Other historians have drawn similar conclusions. Prostitution and war have long gone hand in hand. In fact, in 2014, a group of South Korean women sued their own government claiming that it trained them and worked with pimps to run a sex trade for American soldiers in the 1960s and 1970s.
In addition, Vietnamese women are coming forward to say they were raped by South Korean troops during the Vietnam War, and a Change.org petition calling for an apology by South Korea’s president, president, Park Geun-hye, has gathered more than 34,000 signatures. Former Minnesota Sen. Norm Coleman wrote on FoxNews.com last October that South Korean troops “sexually assaulted thousands of young women, some as young as 13 and 14 years of age. Many of these women bore children as a result of these assaults. Today, between 5,000 and 30,000 children of mixed Korean-Vietnamese ancestry, called the ‘Lai Dai Han,’ live at the margins of Vietnamese society.”

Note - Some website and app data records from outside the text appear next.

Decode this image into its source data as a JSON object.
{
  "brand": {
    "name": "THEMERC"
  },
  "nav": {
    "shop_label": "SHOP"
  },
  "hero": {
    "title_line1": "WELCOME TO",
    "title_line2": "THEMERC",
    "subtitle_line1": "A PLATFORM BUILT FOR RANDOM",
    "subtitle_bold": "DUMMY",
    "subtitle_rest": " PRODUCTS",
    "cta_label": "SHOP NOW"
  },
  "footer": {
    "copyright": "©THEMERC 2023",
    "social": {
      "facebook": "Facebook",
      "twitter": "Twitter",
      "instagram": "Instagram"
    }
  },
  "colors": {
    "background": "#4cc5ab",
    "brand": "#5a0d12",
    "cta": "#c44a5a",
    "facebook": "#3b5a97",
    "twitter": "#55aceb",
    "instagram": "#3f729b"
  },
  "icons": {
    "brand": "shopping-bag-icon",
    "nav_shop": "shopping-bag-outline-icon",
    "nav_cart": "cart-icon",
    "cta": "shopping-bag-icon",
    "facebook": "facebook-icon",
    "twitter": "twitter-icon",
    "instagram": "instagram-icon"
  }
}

Meanwhile, despite the whirling political animosity, Prime Minister Abe decided to try to put an end to the comfort women controversy, in part because animosity has spilled over into economic and security relations between the two countries. Between 2012 and 2014, trade between the nations dropped 17 percent; Japanese travel to South Korea fell by one-third. South Korea has leaned toward China on its South China Sea claims, to the dismay of Japan.
North Korea has tried to exploit the divisions between Japan and the South. After the agreement was reached in December, a pro-North Korean group in Japan said that “there is no more humiliating diplomacy than to reach such a deal with Japan.”
The U.S. played an important role in securing the comfort women agreement, but the administration needs to take a stronger stand in resolving a nasty spat that’s been going on for three-quarters of a century. The economic and national-security stakes are too high for this battle over history to continue. It’s killing us.
James K. Glassman served as U.S. Under Secretary of State for Public Diplomacy and Public Affairs (2008-09).